§ **Records for this exercise**:
□ □ □ □ □ □ □

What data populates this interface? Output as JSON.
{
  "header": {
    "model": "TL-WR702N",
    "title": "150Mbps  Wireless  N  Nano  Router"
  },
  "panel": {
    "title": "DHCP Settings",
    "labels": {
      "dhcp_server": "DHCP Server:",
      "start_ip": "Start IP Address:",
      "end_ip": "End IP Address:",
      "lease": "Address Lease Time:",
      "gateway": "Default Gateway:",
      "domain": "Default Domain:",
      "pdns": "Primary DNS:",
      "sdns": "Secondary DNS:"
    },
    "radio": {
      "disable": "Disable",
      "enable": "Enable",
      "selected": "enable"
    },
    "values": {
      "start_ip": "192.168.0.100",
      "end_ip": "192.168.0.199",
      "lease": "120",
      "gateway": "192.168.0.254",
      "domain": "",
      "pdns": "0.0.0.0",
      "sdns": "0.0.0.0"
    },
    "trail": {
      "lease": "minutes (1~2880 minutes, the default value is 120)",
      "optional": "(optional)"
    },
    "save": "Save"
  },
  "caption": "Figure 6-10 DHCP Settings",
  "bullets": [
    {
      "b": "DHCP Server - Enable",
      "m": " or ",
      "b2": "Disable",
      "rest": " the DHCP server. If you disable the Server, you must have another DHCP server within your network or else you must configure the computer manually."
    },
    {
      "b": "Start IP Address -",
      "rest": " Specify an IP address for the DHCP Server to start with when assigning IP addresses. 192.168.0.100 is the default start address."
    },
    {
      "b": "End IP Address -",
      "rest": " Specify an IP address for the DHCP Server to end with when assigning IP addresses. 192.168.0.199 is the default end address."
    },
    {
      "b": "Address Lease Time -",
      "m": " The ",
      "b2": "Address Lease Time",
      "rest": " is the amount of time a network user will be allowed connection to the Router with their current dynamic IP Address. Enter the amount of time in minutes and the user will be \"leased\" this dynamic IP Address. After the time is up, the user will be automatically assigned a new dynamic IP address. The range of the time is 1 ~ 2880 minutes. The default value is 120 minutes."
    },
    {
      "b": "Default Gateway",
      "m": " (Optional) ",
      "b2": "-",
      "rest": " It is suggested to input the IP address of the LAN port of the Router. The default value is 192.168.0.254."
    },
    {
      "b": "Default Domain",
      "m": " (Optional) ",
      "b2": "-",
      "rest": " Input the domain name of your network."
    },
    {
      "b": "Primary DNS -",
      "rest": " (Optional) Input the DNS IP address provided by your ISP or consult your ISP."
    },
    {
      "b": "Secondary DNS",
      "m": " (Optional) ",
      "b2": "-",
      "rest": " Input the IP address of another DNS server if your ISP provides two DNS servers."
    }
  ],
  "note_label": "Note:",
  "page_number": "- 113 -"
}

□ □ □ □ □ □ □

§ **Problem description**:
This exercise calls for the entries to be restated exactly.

§ **Answer to this exercise**:
What data populates this interface? Output as JSON.
{
  "header": {
    "model": "TL-WR702N",
    "title": "150Mbps  Wireless  N  Nano  Router"
  },
  "panel": {
    "title": "DHCP Settings",
    "labels": {
      "dhcp_server": "DHCP Server:",
      "start_ip": "Start IP Address:",
      "end_ip": "End IP Address:",
      "lease": "Address Lease Time:",
      "gateway": "Default Gateway:",
      "domain": "Default Domain:",
      "pdns": "Primary DNS:",
      "sdns": "Secondary DNS:"
    },
    "radio": {
      "disable": "Disable",
      "enable": "Enable",
      "selected": "enable"
    },
    "values": {
      "start_ip": "192.168.0.100",
      "end_ip": "192.168.0.199",
      "lease": "120",
      "gateway": "192.168.0.254",
      "domain": "",
      "pdns": "0.0.0.0",
      "sdns": "0.0.0.0"
    },
    "trail": {
      "lease": "minutes (1~2880 minutes, the default value is 120)",
      "optional": "(optional)"
    },
    "save": "Save"
  },
  "caption": "Figure 6-10 DHCP Settings",
  "bullets": [
    {
      "b": "DHCP Server - Enable",
      "m": " or ",
      "b2": "Disable",
      "rest": " the DHCP server. If you disable the Server, you must have another DHCP server within your network or else you must configure the computer manually."
    },
    {
      "b": "Start IP Address -",
      "rest": " Specify an IP address for the DHCP Server to start with when assigning IP addresses. 192.168.0.100 is the default start address."
    },
    {
      "b": "End IP Address -",
      "rest": " Specify an IP address for the DHCP Server to end with when assigning IP addresses. 192.168.0.199 is the default end address."
    },
    {
      "b": "Address Lease Time -",
      "m": " The ",
      "b2": "Address Lease Time",
      "rest": " is the amount of time a network user will be allowed connection to the Router with their current dynamic IP Address. Enter the amount of time in minutes and the user will be \"leased\" this dynamic IP Address. After the time is up, the user will be automatically assigned a new dynamic IP address. The range of the time is 1 ~ 2880 minutes. The default value is 120 minutes."
    },
    {
      "b": "Default Gateway",
      "m": " (Optional) ",
      "b2": "-",
      "rest": " It is suggested to input the IP address of the LAN port of the Router. The default value is 192.168.0.254."
    },
    {
      "b": "Default Domain",
      "m": " (Optional) ",
      "b2": "-",
      "rest": " Input the domain name of your network."
    },
    {
      "b": "Primary DNS -",
      "rest": " (Optional) Input the DNS IP address provided by your ISP or consult your ISP."
    },
    {
      "b": "Secondary DNS",
      "m": " (Optional) ",
      "b2": "-",
      "rest": " Input the IP address of another DNS server if your ISP provides two DNS servers."
    }
  ],
  "note_label": "Note:",
  "page_number": "- 113 -"
}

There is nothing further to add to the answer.